#### Problem statement
For every line in the records below that contains the word "just", add one to a count, and report only that count.

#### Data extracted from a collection

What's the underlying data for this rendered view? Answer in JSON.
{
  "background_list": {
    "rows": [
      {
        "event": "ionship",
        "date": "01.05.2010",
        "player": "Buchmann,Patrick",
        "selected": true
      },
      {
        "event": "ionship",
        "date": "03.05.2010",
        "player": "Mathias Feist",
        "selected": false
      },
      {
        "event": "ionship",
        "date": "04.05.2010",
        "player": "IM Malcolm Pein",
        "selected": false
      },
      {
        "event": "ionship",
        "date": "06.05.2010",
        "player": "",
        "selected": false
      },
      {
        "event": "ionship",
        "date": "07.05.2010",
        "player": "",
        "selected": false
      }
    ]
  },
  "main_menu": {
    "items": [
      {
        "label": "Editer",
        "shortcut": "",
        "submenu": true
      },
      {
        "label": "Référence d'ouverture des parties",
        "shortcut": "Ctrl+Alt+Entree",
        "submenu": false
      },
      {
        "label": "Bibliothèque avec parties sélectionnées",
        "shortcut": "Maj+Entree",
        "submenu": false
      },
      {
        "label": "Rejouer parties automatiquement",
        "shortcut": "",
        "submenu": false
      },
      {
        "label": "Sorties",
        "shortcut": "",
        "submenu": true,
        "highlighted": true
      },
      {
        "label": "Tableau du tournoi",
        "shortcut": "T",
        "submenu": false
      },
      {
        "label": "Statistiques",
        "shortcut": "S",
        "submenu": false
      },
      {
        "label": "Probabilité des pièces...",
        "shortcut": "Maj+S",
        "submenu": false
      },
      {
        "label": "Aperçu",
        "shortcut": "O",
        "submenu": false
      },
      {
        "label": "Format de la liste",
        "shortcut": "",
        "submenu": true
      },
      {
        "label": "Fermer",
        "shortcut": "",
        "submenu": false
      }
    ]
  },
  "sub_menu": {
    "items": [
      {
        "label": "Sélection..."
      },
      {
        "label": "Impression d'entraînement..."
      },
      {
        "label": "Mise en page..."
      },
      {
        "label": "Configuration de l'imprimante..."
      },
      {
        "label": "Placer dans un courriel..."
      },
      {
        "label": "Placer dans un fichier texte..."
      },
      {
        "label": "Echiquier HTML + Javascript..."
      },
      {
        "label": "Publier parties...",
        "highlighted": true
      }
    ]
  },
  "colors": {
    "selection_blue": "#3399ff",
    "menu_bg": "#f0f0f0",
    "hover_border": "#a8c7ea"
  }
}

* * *

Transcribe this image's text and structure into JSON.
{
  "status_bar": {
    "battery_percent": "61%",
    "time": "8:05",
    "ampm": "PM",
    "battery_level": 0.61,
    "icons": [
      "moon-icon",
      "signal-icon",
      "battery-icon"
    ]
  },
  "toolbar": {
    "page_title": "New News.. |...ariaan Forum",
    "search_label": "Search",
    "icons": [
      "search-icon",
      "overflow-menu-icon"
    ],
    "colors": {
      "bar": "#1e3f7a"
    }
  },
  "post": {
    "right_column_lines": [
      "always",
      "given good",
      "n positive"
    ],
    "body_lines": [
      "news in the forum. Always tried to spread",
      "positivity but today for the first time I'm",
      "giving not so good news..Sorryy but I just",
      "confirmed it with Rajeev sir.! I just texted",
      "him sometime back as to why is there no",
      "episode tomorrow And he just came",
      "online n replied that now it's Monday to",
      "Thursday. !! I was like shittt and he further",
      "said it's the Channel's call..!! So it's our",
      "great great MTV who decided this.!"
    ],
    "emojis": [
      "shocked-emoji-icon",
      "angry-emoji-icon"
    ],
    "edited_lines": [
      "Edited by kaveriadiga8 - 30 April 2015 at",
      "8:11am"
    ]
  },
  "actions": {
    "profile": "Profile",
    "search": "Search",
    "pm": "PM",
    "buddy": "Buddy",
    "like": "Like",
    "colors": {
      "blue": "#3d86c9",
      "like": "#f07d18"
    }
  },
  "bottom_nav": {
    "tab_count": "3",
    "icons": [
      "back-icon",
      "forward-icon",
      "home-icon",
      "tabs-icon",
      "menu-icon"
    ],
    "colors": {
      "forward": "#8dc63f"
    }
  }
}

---

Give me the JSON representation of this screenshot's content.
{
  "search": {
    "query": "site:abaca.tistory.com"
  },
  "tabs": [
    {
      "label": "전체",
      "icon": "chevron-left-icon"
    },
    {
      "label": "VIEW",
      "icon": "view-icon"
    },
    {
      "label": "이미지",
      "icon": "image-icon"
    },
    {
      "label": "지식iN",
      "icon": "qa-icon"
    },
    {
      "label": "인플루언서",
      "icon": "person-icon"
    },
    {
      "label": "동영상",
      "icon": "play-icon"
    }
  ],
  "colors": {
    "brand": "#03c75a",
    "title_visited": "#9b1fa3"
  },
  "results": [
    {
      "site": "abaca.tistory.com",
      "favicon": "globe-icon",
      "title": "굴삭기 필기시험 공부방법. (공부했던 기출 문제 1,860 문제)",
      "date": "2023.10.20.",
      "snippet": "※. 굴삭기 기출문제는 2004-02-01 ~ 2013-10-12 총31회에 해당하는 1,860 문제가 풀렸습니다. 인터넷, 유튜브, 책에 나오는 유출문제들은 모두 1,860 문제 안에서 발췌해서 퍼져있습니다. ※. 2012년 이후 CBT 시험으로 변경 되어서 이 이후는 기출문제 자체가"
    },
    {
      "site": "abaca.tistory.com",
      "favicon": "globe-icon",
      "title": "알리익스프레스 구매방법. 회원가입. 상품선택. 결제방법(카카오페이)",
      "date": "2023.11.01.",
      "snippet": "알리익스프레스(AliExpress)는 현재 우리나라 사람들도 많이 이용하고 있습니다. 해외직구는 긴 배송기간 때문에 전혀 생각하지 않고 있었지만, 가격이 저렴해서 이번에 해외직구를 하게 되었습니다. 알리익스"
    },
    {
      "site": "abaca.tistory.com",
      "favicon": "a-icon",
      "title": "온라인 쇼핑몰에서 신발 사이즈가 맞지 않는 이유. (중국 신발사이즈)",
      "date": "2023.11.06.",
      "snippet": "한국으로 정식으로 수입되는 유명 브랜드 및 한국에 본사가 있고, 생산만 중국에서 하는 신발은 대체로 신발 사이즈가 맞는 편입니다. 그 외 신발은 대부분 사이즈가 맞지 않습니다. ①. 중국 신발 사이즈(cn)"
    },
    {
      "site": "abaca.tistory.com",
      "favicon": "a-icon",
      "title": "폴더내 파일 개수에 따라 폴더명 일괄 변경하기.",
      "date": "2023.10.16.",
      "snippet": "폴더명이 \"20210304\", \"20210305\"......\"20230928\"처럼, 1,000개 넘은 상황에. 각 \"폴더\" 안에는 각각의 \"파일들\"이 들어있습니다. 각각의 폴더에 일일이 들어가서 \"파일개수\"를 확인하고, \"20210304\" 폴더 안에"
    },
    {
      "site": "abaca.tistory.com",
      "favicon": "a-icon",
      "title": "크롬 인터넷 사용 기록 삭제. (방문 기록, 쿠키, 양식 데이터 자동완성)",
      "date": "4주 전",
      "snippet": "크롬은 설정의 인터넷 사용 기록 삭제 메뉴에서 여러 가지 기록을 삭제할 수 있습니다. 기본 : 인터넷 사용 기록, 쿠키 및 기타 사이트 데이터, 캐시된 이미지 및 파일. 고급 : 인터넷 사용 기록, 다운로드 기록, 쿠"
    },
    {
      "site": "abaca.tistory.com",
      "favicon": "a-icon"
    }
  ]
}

#### Exercise output
3